I had a pedicure this afternoon and a massage that involved some foot therapy, so I planned to blog about my feet and what I need to do to heal and fix them, but something came up in conversation with my massage therapist that I don’t think I have blogged about before. She told me that I sometimes think experiences and feelings are exclusive to me or to other disabled people when in fact they are universal human experiences, like feeling embarrassed or weak when asking for help or to need help at all.
I was never disabled enough to need a caregiver or constant supervision, but I always got what I needed because I knew how to ask for it and get what I wanted. I asked for help too much and I used my disability as an excuse to have other people do things for me that I didn’t want to do. As I grew up and matured, I began putting distance between me and my family so that I would be independent and couldn’t rely on them for help or support or validation. I needed to prove my own strength and capability to myself. It’s why I went to England in the first place and why I keep coming back: it forces me to rely on my own strength and to build my own necessary support rather than looking to my family for it or leaning on my family in times where I have the capability to do things alone.
My massage therapist told me she needed to ask her boyfriend to help her change a tire because she wasn’t strong enough to do so on her own. We agreed that this didn’t make her a weak person, and she told me that everyone does need help with things from time to time. She said the need for independence and the need to rely on others at times are not exclusive to those with disabilities, but things with which everyone contends.
I have to stop looking at any form of need as a sign of weakness or dependency. I grew up in a dependent environment because I needed help from the moment I was born, but I have worked to fight my way out of it and assert my own autonomy, control over my body, and independence. My mother has told me – several times – that in some ways I ask for help too often and in some ways I don’t ask for enough help. She hates to see me struggle in any way, and I often push her away when she tries to step in and help me. We have patterns from my childhood that we are still both working to change, especially with regards to how much and when I need help.
Last Christmas, I felt weakness in my legs all day. That evening, I fell as I was getting out of the car. My mother immediately went to help me get on my feet. I shoved her away out of embarrassment. Her natural response to seeing me in any form of pain or struggle is to help – as is most people’s – but I was embarrassed that I had fallen and I felt that my fall served as a ‘reminder’ to my family that they still needed to look out for me. My father pulled me to my feet out of frustration and was angry at me for refusing my mother’s help. I screamed at her, ‘Stop trying to help me when I don’t need help.’ In that moment, all I wanted was to get on my feet on my own – literally and metaphorically – and to deal with the fall alone.
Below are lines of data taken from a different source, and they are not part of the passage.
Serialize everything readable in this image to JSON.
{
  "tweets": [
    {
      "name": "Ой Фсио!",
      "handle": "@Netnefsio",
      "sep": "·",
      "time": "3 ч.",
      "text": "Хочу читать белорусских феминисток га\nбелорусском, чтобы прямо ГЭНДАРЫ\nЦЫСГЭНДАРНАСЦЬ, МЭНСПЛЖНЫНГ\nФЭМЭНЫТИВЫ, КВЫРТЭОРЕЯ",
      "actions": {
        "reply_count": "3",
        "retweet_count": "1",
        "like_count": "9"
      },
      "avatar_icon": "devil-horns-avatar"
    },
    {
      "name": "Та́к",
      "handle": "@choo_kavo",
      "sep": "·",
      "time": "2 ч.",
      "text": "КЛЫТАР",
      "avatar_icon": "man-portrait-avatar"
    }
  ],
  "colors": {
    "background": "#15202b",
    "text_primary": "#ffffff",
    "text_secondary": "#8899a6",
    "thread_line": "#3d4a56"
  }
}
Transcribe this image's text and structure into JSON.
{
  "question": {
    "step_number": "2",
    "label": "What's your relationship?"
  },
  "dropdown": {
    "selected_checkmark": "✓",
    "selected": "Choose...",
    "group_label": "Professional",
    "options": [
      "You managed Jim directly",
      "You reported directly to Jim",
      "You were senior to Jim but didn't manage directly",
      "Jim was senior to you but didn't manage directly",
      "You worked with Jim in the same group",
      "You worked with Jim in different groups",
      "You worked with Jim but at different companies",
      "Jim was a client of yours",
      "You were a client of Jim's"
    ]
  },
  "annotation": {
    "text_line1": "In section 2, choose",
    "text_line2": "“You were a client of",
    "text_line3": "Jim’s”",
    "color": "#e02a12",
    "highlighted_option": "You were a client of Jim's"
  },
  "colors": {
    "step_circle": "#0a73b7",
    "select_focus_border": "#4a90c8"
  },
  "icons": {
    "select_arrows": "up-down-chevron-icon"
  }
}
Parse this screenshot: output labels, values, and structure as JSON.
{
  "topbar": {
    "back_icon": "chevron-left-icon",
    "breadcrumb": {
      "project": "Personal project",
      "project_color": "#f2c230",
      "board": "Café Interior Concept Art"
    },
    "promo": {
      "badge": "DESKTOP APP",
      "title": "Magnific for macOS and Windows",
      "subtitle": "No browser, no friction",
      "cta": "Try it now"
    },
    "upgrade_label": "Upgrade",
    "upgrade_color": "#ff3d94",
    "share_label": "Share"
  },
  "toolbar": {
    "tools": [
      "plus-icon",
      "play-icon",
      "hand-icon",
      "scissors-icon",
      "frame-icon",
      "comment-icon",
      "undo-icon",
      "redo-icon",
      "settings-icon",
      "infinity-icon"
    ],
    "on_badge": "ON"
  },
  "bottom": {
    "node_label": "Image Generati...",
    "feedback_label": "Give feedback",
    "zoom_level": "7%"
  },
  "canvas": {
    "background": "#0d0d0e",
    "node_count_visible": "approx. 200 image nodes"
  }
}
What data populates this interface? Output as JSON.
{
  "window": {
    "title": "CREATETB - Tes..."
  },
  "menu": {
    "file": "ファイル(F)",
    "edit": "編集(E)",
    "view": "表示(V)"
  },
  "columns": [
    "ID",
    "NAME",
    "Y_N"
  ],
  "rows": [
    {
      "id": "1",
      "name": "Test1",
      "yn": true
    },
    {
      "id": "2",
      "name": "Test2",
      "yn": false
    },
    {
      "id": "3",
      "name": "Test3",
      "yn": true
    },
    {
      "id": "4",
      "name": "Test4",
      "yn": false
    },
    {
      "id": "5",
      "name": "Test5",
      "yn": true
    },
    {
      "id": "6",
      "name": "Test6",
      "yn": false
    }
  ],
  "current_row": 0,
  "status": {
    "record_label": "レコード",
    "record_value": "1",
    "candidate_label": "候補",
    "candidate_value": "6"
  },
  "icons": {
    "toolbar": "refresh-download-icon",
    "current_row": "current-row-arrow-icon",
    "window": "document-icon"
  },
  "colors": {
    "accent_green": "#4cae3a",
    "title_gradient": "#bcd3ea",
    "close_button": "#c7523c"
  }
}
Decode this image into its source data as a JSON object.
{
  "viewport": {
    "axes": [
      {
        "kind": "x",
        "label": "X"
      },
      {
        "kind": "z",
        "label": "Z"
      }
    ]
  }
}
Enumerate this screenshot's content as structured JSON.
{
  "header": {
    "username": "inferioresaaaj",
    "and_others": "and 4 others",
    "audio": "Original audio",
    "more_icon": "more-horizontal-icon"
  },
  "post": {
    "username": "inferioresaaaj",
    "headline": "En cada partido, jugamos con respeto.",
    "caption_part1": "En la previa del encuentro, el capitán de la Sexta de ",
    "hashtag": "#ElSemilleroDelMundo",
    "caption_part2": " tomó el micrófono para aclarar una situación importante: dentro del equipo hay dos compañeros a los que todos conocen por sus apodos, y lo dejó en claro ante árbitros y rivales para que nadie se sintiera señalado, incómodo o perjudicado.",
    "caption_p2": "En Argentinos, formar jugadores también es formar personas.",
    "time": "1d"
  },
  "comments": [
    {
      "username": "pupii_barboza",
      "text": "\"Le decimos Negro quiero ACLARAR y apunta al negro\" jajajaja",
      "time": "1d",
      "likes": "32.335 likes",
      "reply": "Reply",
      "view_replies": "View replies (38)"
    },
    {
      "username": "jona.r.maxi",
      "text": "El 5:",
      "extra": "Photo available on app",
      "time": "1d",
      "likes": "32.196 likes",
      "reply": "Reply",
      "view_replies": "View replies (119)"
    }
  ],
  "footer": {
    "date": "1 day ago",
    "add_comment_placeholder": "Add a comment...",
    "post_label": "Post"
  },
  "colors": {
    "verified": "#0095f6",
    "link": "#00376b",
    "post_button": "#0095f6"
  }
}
I try to do things alone before I ask for help. There are times when I struggle for too long alone and then, when I finally ask for help, people end up doing more than they would have because I have spent so much time trying to work alone for the sake of strength and self-discipline. I also like to work alone; I have spent so much time this year working in groups and I have found that my best work has been produced after group meetings when I can go off by myself and figure things out alone. The draft I write after the group meeting is always better received than the draft I create during the group meeting. I like to have the time alone to think, to research, to write, and to pull things together. There are times when I need to collaborate with others and to talk my ideas through with them – as I’m an auditory learner – but I have learned this year that I would rather work with one or two people (or autonomously) than in bigger groups. The response to my work is enough evidence to me.
I try to think ‘do I really need someone to help me with this’ before I reach out to someone. I find that I balk – or worse, snap – when people offer me help that I don’t need. I try to calm and control myself when I get frustrated with people who try to help me, but sometimes I can be short with them when they are either unaware of the extent of my capabilities or still learning my boundaries. I’m also a very private person (I didn’t used to be but I became one out of necessity) and I don’t like it when anyone sees me struggling or senses that I am having trouble. My disability is visible to people and it is a source of deep shame for me. There are many times when I want to assert some control and, though I am struggling, maintain some privacy.
It is not a sign of weakness to need help or ask for help. It’s something I still struggle with. But this, again, reinforces my massage therapist’s point: everyone struggles with it. Everyone struggles with asking for help, needing help, accepting help, and helping other people. I am not alone in this or somehow exempt from it. No one is.
‘Alone. All alone. Nobody but nobody can make it out here alone.’ – Maya Angelou